@heliophobicdude 12d
I think these are two very separate concepts.

What we are mostly seeing when it comes to fine-tuning is making a model promptable. Models like LLaMA or the original GPT3 weren't promptable. They were fine-tuned with demonstration data that looks like a prompt input, prompt output.

See below: { "instruction": "What would be the output of the following JavaScript snippet?", "input": "let area = 6 * 5;\nlet radius = area / 3.14;", "output": "The output of the JavaScript snippet is the radius, which is 1.91." }, [1]

Prompt engineering is really just carefully designing what inputs and outputs on a prompt-ready model work best.

I highly recommend skimming this RLHF article and looking for the parts where it talks about demonstration data [2]

1: https://github.com/sahil280114/codealpaca/blob/master/data/c...

2: https://huyenchip.com/2023/05/02/rlhf.html

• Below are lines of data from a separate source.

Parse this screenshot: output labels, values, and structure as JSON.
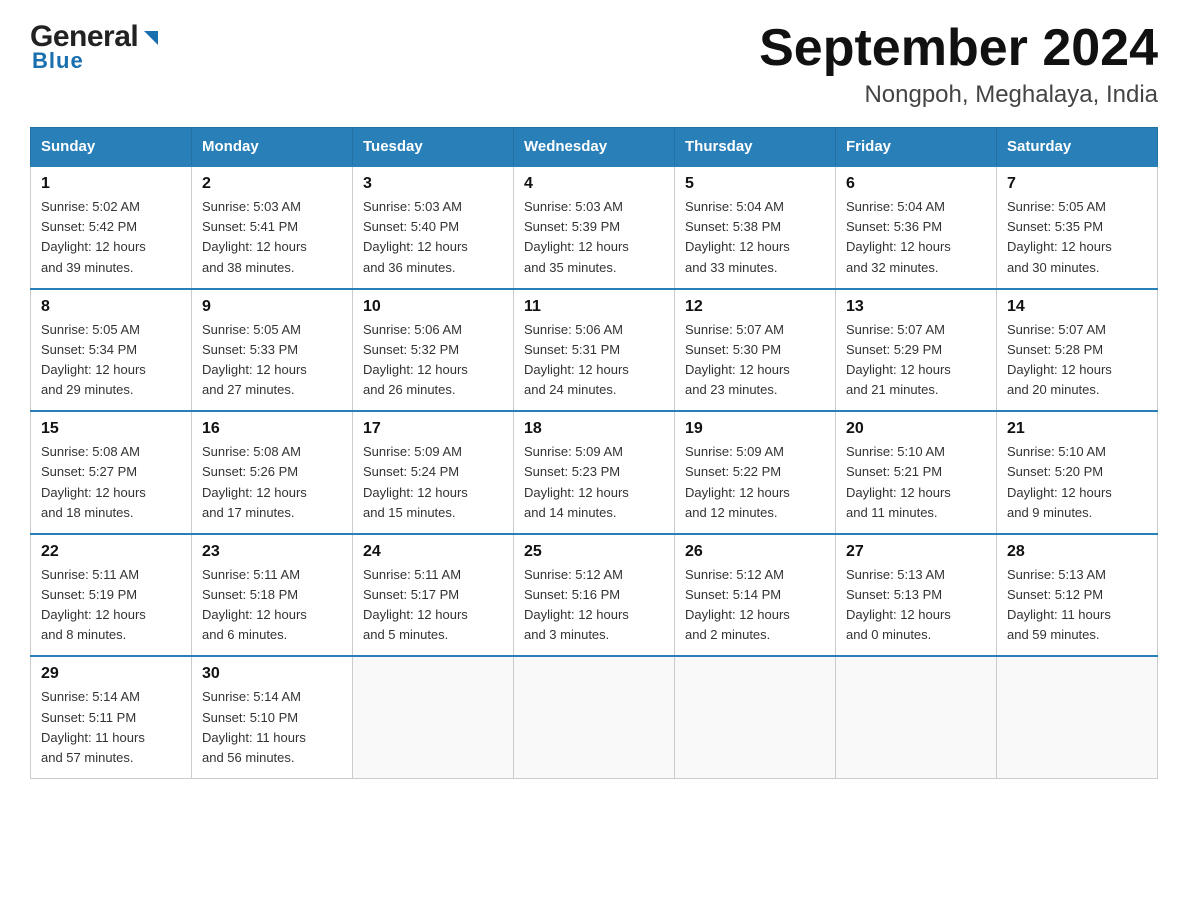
{
  "header": {
    "logo_general": "General",
    "logo_blue": "Blue",
    "month_title": "September 2024",
    "location": "Nongpoh, Meghalaya, India"
  },
  "days_of_week": [
    "Sunday",
    "Monday",
    "Tuesday",
    "Wednesday",
    "Thursday",
    "Friday",
    "Saturday"
  ],
  "weeks": [
    [
      {
        "day": "1",
        "sunrise": "5:02 AM",
        "sunset": "5:42 PM",
        "daylight": "12 hours and 39 minutes."
      },
      {
        "day": "2",
        "sunrise": "5:03 AM",
        "sunset": "5:41 PM",
        "daylight": "12 hours and 38 minutes."
      },
      {
        "day": "3",
        "sunrise": "5:03 AM",
        "sunset": "5:40 PM",
        "daylight": "12 hours and 36 minutes."
      },
      {
        "day": "4",
        "sunrise": "5:03 AM",
        "sunset": "5:39 PM",
        "daylight": "12 hours and 35 minutes."
      },
      {
        "day": "5",
        "sunrise": "5:04 AM",
        "sunset": "5:38 PM",
        "daylight": "12 hours and 33 minutes."
      },
      {
        "day": "6",
        "sunrise": "5:04 AM",
        "sunset": "5:36 PM",
        "daylight": "12 hours and 32 minutes."
      },
      {
        "day": "7",
        "sunrise": "5:05 AM",
        "sunset": "5:35 PM",
        "daylight": "12 hours and 30 minutes."
      }
    ],
    [
      {
        "day": "8",
        "sunrise": "5:05 AM",
        "sunset": "5:34 PM",
        "daylight": "12 hours and 29 minutes."
      },
      {
        "day": "9",
        "sunrise": "5:05 AM",
        "sunset": "5:33 PM",
        "daylight": "12 hours and 27 minutes."
      },
      {
        "day": "10",
        "sunrise": "5:06 AM",
        "sunset": "5:32 PM",
        "daylight": "12 hours and 26 minutes."
      },
      {
        "day": "11",
        "sunrise": "5:06 AM",
        "sunset": "5:31 PM",
        "daylight": "12 hours and 24 minutes."
      },
      {
        "day": "12",
        "sunrise": "5:07 AM",
        "sunset": "5:30 PM",
        "daylight": "12 hours and 23 minutes."
      },
      {
        "day": "13",
        "sunrise": "5:07 AM",
        "sunset": "5:29 PM",
        "daylight": "12 hours and 21 minutes."
      },
      {
        "day": "14",
        "sunrise": "5:07 AM",
        "sunset": "5:28 PM",
        "daylight": "12 hours and 20 minutes."
      }
    ],
    [
      {
        "day": "15",
        "sunrise": "5:08 AM",
        "sunset": "5:27 PM",
        "daylight": "12 hours and 18 minutes."
      },
      {
        "day": "16",
        "sunrise": "5:08 AM",
        "sunset": "5:26 PM",
        "daylight": "12 hours and 17 minutes."
      },
      {
        "day": "17",
        "sunrise": "5:09 AM",
        "sunset": "5:24 PM",
        "daylight": "12 hours and 15 minutes."
      },
      {
        "day": "18",
        "sunrise": "5:09 AM",
        "sunset": "5:23 PM",
        "daylight": "12 hours and 14 minutes."
      },
      {
        "day": "19",
        "sunrise": "5:09 AM",
        "sunset": "5:22 PM",
        "daylight": "12 hours and 12 minutes."
      },
      {
        "day": "20",
        "sunrise": "5:10 AM",
        "sunset": "5:21 PM",
        "daylight": "12 hours and 11 minutes."
      },
      {
        "day": "21",
        "sunrise": "5:10 AM",
        "sunset": "5:20 PM",
        "daylight": "12 hours and 9 minutes."
      }
    ],
    [
      {
        "day": "22",
        "sunrise": "5:11 AM",
        "sunset": "5:19 PM",
        "daylight": "12 hours and 8 minutes."
      },
      {
        "day": "23",
        "sunrise": "5:11 AM",
        "sunset": "5:18 PM",
        "daylight": "12 hours and 6 minutes."
      },
      {
        "day": "24",
        "sunrise": "5:11 AM",
        "sunset": "5:17 PM",
        "daylight": "12 hours and 5 minutes."
      },
      {
        "day": "25",
        "sunrise": "5:12 AM",
        "sunset": "5:16 PM",
        "daylight": "12 hours and 3 minutes."
      },
      {
        "day": "26",
        "sunrise": "5:12 AM",
        "sunset": "5:14 PM",
        "daylight": "12 hours and 2 minutes."
      },
      {
        "day": "27",
        "sunrise": "5:13 AM",
        "sunset": "5:13 PM",
        "daylight": "12 hours and 0 minutes."
      },
      {
        "day": "28",
        "sunrise": "5:13 AM",
        "sunset": "5:12 PM",
        "daylight": "11 hours and 59 minutes."
      }
    ],
    [
      {
        "day": "29",
        "sunrise": "5:14 AM",
        "sunset": "5:11 PM",
        "daylight": "11 hours and 57 minutes."
      },
      {
        "day": "30",
        "sunrise": "5:14 AM",
        "sunset": "5:10 PM",
        "daylight": "11 hours and 56 minutes."
      },
      null,
      null,
      null,
      null,
      null
    ]
  ],
  "labels": {
    "sunrise": "Sunrise:",
    "sunset": "Sunset:",
    "daylight": "Daylight:"
  }
}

@tstrimple 13d
From what I've seen, it's when embeddings get too large for the token limit or the embeddings drive the cost up too much because you're always operating near the max token limit. In those cases, it may be worth the up front training cost and slightly higher per-token cost to dramatically reduce the amount of tokens in the average request. If you're building a higher throughput solution, the difference in cost can be quite large.
@messe 13d
When you're starting to run into context limits.
@oddthink 12d
It's worth it whenever you have a reasonable amount of training data. You can get substantial quality improvements automatically. Unless you're doing some kind of prompt-optimization, prompt-tuning is a lot of random guessing and trial-and-error. It's also most necessary when you have a smaller base model, as opposed to one of the big ones.
@snovv_crash 12d
If you want to teach it eg. all of the text in your private training manuals and internal documentation, which wouldn't fit in the input token size.